** Opening Task input block **
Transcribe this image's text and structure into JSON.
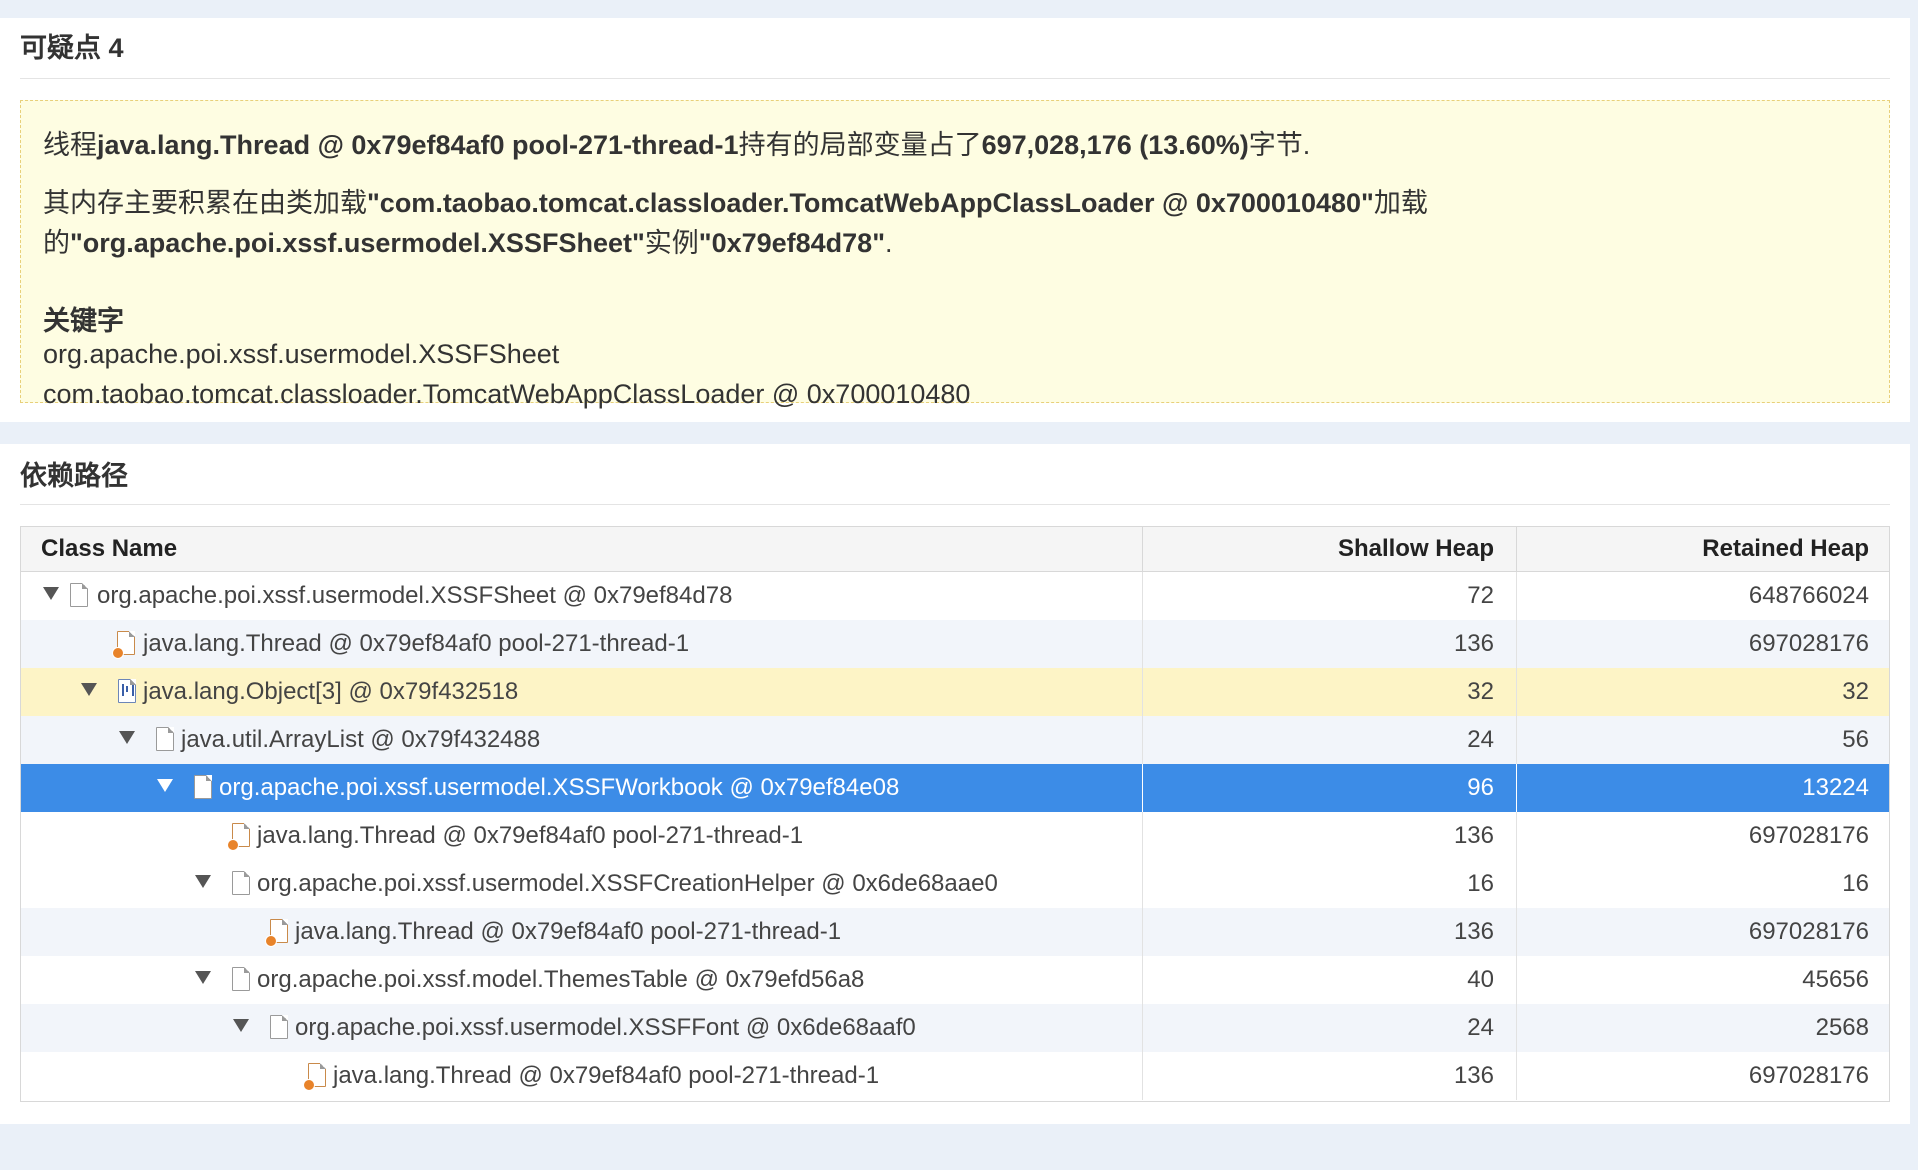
{
  "suspect": {
    "title": "可疑点 4",
    "line1_prefix": "线程",
    "line1_thread": "java.lang.Thread @ 0x79ef84af0 pool-271-thread-1",
    "line1_mid": "持有的局部变量占了",
    "line1_bytes": "697,028,176 (13.60%)",
    "line1_suffix": "字节.",
    "line2_prefix": "其内存主要积累在由类加载",
    "line2_loader": "\"com.taobao.tomcat.classloader.TomcatWebAppClassLoader @ 0x700010480\"",
    "line2_mid": "加载",
    "line3_prefix": "的",
    "line3_class": "\"org.apache.poi.xssf.usermodel.XSSFSheet\"",
    "line3_mid": "实例",
    "line3_instance": "\"0x79ef84d78\"",
    "line3_suffix": ".",
    "keywords_label": "关键字",
    "keyword1": "org.apache.poi.xssf.usermodel.XSSFSheet",
    "keyword2": "com.taobao.tomcat.classloader.TomcatWebAppClassLoader @ 0x700010480"
  },
  "path": {
    "title": "依赖路径",
    "columns": {
      "name": "Class Name",
      "shallow": "Shallow Heap",
      "retained": "Retained Heap"
    },
    "rows": [
      {
        "name": "org.apache.poi.xssf.usermodel.XSSFSheet @ 0x79ef84d78",
        "shallow": "72",
        "retained": "648766024"
      },
      {
        "name": "java.lang.Thread @ 0x79ef84af0 pool-271-thread-1",
        "shallow": "136",
        "retained": "697028176"
      },
      {
        "name": "java.lang.Object[3] @ 0x79f432518",
        "shallow": "32",
        "retained": "32"
      },
      {
        "name": "java.util.ArrayList @ 0x79f432488",
        "shallow": "24",
        "retained": "56"
      },
      {
        "name": "org.apache.poi.xssf.usermodel.XSSFWorkbook @ 0x79ef84e08",
        "shallow": "96",
        "retained": "13224"
      },
      {
        "name": "java.lang.Thread @ 0x79ef84af0 pool-271-thread-1",
        "shallow": "136",
        "retained": "697028176"
      },
      {
        "name": "org.apache.poi.xssf.usermodel.XSSFCreationHelper @ 0x6de68aae0",
        "shallow": "16",
        "retained": "16"
      },
      {
        "name": "java.lang.Thread @ 0x79ef84af0 pool-271-thread-1",
        "shallow": "136",
        "retained": "697028176"
      },
      {
        "name": "org.apache.poi.xssf.model.ThemesTable @ 0x79efd56a8",
        "shallow": "40",
        "retained": "45656"
      },
      {
        "name": "org.apache.poi.xssf.usermodel.XSSFFont @ 0x6de68aaf0",
        "shallow": "24",
        "retained": "2568"
      },
      {
        "name": "java.lang.Thread @ 0x79ef84af0 pool-271-thread-1",
        "shallow": "136",
        "retained": "697028176"
      }
    ]
  },
  "colors": {
    "selected_row": "#3c8ce7",
    "highlight_row": "#fdf4c6",
    "suspect_box": "#fefde2"
  }
}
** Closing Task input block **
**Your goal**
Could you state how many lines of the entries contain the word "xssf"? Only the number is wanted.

**Reply to the task**
7